Start of Records for the task

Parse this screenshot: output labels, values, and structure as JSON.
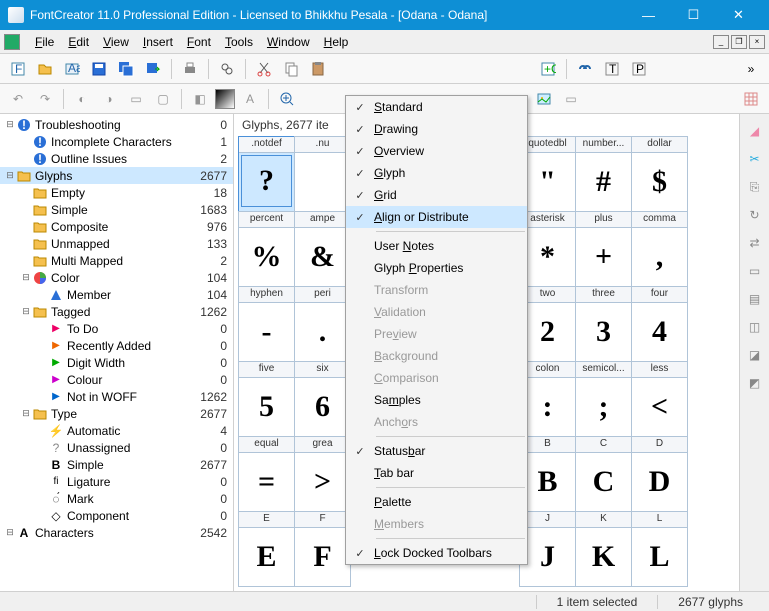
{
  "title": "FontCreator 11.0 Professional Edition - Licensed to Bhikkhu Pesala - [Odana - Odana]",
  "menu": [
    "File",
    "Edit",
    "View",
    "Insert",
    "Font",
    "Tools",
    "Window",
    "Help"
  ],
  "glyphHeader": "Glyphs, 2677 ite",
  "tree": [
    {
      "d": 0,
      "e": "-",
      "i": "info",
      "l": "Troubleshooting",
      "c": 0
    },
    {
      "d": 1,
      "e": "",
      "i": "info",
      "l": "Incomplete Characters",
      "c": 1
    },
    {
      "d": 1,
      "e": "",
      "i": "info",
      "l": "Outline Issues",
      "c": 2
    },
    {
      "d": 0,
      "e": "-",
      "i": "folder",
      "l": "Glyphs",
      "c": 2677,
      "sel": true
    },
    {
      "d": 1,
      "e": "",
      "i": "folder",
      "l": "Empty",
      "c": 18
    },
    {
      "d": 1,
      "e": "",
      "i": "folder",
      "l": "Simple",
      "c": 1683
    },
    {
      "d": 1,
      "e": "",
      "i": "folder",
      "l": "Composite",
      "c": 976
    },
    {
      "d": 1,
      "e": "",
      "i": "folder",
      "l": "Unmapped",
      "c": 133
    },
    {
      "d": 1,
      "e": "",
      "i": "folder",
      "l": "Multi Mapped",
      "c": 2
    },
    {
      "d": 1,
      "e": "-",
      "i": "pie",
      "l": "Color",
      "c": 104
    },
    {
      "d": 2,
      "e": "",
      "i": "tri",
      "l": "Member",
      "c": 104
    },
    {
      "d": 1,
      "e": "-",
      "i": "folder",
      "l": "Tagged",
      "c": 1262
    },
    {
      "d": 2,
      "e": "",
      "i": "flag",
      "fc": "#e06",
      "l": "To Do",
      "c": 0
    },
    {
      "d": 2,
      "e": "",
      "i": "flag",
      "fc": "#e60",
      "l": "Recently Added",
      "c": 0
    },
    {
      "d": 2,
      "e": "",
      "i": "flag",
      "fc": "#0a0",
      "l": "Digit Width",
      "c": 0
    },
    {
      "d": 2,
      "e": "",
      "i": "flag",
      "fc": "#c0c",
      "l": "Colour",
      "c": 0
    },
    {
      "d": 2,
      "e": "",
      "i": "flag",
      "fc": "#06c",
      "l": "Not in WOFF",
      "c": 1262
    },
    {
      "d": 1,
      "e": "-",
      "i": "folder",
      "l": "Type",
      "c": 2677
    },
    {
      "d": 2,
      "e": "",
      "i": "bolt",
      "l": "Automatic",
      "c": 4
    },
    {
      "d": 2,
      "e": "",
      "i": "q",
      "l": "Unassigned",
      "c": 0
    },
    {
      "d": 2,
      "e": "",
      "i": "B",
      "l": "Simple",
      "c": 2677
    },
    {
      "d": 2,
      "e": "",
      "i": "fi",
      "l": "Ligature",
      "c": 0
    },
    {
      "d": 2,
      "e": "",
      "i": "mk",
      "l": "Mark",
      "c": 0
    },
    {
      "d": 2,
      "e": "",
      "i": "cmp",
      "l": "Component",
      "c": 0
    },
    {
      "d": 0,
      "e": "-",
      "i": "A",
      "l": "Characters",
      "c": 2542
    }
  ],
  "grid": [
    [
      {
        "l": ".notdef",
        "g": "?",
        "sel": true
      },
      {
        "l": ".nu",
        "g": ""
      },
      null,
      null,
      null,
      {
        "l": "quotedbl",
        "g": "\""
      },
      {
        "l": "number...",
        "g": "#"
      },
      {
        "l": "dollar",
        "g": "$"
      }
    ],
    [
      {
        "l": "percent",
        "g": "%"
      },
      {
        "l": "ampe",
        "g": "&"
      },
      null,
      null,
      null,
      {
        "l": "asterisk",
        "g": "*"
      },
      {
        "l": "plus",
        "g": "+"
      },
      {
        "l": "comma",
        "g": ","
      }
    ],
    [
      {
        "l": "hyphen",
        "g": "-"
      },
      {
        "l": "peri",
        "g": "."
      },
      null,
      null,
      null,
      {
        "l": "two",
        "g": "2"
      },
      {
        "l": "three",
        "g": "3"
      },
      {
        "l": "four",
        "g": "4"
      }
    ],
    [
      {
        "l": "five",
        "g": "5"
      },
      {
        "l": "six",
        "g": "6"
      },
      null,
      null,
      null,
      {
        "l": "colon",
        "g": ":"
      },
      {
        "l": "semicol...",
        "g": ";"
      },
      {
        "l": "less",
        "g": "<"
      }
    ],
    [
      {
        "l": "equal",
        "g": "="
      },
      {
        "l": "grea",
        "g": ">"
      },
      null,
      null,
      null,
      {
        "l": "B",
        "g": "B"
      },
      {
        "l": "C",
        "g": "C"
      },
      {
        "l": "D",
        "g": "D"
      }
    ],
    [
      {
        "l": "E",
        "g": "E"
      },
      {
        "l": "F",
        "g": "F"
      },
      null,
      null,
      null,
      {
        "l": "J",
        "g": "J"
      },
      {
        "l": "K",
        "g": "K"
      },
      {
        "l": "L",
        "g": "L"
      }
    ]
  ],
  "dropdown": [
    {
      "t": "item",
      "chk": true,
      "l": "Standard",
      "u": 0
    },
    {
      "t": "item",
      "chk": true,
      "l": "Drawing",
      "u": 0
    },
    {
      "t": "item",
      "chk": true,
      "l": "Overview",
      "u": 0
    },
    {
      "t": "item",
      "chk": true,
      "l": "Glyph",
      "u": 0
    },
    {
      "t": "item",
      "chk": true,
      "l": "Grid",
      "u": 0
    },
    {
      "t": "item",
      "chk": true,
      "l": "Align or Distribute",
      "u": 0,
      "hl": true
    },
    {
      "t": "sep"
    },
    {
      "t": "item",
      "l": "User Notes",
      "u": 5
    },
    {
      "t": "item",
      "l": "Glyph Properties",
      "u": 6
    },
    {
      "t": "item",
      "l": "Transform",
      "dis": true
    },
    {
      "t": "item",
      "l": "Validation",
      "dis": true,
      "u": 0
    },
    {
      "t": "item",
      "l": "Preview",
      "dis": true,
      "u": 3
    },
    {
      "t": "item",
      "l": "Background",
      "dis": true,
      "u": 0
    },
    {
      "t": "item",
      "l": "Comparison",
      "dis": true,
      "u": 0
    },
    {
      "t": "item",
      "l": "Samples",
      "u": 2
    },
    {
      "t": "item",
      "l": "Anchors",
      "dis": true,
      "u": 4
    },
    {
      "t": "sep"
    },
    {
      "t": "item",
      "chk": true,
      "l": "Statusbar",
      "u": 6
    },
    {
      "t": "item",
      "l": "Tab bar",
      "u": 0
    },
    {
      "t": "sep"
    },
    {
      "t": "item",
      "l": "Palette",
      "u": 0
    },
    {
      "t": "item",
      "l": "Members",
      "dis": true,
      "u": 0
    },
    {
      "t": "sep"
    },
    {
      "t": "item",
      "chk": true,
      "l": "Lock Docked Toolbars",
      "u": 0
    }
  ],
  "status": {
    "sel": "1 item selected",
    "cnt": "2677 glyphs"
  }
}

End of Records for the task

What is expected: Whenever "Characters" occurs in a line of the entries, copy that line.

Task answer:
      "l": "Incomplete Characters",
      "l": "Characters",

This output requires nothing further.